I’ve just returned from a visit to see my good friend Janelle, who is living in the Dominican Republic for a couple of years. So I wanted to share a few of my food experiences from the trip! We ate at a few different restaurants and Janelle also arranged for me to spend a day cooking with her friend Mercedes in the countryside. I’ll share some photos and recipes over a few upcoming blog posts. The following – part 1 – is a description of the food we ate during a day spent in the touristy beach town, Cabarete.
The first place we went on our beach day wasn’t even ‘Dominican’ – but a Belgian bakery. Janelle knows that I’m always interested in bakeries, since my parents own a bakery in Virginia. I was amazed at all the pastries they were able to produce in such a humid climate! I had a lovely and delicious almond pastry filled with chantilly cream.

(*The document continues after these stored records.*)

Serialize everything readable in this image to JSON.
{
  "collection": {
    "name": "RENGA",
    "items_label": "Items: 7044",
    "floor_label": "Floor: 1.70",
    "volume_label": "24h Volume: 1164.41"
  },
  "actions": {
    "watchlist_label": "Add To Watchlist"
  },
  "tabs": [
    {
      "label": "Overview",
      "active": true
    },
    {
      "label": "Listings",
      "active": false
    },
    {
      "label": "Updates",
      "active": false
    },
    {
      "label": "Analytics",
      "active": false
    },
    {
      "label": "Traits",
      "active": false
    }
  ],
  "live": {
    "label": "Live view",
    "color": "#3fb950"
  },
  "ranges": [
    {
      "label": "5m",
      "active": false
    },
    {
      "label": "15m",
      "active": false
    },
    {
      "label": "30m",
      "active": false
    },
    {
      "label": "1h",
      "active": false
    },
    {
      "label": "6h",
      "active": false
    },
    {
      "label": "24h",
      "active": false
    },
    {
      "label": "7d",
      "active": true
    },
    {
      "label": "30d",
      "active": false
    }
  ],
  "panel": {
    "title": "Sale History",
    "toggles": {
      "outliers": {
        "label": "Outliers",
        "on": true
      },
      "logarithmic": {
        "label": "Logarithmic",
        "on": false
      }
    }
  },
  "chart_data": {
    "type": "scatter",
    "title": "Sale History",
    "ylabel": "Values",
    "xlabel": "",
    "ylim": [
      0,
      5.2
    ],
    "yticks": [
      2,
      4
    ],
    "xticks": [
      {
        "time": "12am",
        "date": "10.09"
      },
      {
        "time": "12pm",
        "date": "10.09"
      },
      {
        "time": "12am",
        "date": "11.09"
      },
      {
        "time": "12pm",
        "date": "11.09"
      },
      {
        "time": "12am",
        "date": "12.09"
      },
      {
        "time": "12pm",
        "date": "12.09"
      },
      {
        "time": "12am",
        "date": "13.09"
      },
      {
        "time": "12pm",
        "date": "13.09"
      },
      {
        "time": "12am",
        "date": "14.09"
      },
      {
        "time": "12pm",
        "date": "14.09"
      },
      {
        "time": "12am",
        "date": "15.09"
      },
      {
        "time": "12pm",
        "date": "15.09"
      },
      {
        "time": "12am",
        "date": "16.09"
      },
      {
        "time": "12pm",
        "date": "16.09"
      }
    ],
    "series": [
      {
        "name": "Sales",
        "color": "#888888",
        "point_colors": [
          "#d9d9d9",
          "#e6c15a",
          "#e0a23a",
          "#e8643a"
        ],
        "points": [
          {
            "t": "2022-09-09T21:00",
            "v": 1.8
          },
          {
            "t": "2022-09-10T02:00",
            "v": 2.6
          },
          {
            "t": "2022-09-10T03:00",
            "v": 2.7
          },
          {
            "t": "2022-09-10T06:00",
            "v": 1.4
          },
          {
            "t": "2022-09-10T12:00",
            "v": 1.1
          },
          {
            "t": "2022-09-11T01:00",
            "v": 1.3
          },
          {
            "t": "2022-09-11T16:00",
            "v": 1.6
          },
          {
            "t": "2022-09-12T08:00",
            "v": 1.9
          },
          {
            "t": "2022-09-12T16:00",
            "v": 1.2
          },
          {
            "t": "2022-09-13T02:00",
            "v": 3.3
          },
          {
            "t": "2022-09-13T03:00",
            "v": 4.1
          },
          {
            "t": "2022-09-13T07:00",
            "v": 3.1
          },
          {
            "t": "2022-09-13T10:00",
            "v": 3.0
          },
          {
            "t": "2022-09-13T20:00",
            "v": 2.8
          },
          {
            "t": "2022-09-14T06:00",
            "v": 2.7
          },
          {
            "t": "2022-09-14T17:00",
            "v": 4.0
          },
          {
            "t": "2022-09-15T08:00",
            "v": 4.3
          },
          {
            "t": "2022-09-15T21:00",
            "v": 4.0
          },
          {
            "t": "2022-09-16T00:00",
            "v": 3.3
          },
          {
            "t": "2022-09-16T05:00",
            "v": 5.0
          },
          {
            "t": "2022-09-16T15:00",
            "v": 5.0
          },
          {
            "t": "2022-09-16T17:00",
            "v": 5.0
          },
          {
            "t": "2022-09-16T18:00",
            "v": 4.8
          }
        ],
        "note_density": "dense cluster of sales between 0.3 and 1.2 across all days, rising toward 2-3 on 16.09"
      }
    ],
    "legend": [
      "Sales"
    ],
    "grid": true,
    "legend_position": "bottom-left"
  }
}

Janelle enjoyed an eclair and we also split an apple tart. Just a forecast of the carb-fest I would be enjoying during my week in this country :)
After this brunch, we spent the rest of the day at the beach in Cabarete, souvenir shopping and swimming. The most obvious sign of the high tourist presence in Cabarete (other than the hotels and restaurants flanking the beach) is the abundance of circulating beach vendors, selling almost anything you could think of – straw hats, jewelry, cigars, massages, hair braiding – and of course, snacks!
I bought a coconut candy snack from this gentleman, who was selling an assortment of sweets made of coconut and peanuts. The coconut treat was very sugary with the flavor of ginger and thickly shaved coconut pieces. On the beach, we later bought a couple of bananas (or guineos as they are known here), from a woman carrying around an assortment of fresh fruit.
That evening, I asked Janelle if we could eat somewhere with traditional Dominican fare, rather than the oceanside restaurants geared towards tourists that served everything from French seafood to Italian pasta. She knew of a small authentic Dominican restaurant across the street where she had eaten a few times. I ordered sancocho, a stew of root vegetables and meat (chicken and beef), served with a large plate of white rice. This was the “small” or appetizer size, little did I know that would be enough for a meal in itself!
The sancocho was not hot spicy, but nicely flavored with herbs and spices, and contained chicken and beef pieces, yucca, jautia, and batata (I think, my ability to distinguish these root vegetables is somewhat limited). I ended up taking half of the sancocho home for the next day’s breakfast, since I had also ordered mero de coco – filet of grouper in a tomato, pepper and coconut sauce.
I’ll share with you in my next post some of the cooking tips and maybe a recipe or two (if I can decipher enough from my notes to reconstruct recipes!) from our cooking lesson in the campo.